Exercise details: Search the data below for "Team" and report how many lines contain it, with no other text.

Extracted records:
"""

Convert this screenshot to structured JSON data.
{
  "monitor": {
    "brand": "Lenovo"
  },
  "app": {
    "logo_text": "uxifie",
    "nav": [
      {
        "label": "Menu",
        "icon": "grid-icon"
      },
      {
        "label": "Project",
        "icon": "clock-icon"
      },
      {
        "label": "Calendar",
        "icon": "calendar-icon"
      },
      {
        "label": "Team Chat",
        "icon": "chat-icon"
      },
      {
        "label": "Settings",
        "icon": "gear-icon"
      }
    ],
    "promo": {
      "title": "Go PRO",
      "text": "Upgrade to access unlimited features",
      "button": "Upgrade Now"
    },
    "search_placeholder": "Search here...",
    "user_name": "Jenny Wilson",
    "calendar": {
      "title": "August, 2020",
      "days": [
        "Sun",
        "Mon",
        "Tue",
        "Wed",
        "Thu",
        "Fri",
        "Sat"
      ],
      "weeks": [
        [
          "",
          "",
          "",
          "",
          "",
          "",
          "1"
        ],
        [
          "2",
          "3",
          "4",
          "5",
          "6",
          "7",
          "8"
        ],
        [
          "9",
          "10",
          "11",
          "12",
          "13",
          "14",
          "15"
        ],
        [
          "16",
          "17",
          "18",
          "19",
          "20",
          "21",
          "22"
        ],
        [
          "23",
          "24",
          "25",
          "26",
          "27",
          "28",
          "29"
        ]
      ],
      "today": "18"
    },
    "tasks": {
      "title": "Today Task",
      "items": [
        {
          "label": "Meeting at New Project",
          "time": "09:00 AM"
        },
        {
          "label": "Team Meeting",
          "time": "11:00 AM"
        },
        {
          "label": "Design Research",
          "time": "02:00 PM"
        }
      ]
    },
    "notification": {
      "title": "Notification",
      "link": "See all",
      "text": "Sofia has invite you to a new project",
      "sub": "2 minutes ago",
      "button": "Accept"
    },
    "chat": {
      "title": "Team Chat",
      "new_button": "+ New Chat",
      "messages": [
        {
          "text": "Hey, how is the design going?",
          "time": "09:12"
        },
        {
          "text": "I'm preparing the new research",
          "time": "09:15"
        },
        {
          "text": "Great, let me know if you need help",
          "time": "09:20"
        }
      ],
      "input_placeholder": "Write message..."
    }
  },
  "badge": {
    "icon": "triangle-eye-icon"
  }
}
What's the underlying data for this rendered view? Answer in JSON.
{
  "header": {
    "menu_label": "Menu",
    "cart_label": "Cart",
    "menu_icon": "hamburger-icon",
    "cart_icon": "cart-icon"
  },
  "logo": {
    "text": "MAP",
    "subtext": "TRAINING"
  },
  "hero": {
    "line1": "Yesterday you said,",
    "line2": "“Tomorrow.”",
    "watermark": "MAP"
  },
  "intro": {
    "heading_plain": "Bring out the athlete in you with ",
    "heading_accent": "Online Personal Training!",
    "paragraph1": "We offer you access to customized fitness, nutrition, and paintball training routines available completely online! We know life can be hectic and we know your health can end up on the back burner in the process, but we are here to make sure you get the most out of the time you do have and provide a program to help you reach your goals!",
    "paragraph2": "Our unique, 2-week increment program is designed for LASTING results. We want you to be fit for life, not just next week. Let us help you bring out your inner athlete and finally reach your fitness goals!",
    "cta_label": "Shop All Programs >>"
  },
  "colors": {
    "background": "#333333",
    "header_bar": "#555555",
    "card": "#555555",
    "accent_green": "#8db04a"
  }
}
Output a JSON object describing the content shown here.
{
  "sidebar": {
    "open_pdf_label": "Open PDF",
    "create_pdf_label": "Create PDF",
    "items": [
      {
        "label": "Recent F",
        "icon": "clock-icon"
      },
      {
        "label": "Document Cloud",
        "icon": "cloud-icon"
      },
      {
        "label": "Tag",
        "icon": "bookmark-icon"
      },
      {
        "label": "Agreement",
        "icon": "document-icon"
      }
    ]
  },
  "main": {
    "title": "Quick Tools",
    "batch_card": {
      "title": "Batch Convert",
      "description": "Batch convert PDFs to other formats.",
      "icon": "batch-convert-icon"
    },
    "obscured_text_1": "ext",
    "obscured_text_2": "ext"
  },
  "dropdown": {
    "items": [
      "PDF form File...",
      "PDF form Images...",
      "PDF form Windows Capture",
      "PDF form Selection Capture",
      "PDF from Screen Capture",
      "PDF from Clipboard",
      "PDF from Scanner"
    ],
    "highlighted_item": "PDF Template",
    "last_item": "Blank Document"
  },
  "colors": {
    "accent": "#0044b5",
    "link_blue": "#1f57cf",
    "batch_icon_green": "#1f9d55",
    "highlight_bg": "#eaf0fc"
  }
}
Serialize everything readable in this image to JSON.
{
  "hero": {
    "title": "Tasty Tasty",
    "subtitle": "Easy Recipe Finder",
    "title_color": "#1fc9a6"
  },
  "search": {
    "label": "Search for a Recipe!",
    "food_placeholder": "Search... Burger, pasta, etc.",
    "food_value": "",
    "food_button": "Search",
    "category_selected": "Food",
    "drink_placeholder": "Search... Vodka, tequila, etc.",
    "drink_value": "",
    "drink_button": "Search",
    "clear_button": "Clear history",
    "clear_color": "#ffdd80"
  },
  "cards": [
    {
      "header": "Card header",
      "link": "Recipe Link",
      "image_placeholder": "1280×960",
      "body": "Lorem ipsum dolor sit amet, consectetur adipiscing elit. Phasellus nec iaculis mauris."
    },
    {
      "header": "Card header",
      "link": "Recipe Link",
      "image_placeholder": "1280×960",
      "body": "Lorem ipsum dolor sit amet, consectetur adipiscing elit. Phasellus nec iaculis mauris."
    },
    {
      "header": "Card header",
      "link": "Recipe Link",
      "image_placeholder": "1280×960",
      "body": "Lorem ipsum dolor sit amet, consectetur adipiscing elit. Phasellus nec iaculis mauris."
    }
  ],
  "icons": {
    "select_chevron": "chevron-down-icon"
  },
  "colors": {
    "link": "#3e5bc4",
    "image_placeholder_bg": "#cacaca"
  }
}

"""

Written reply: 3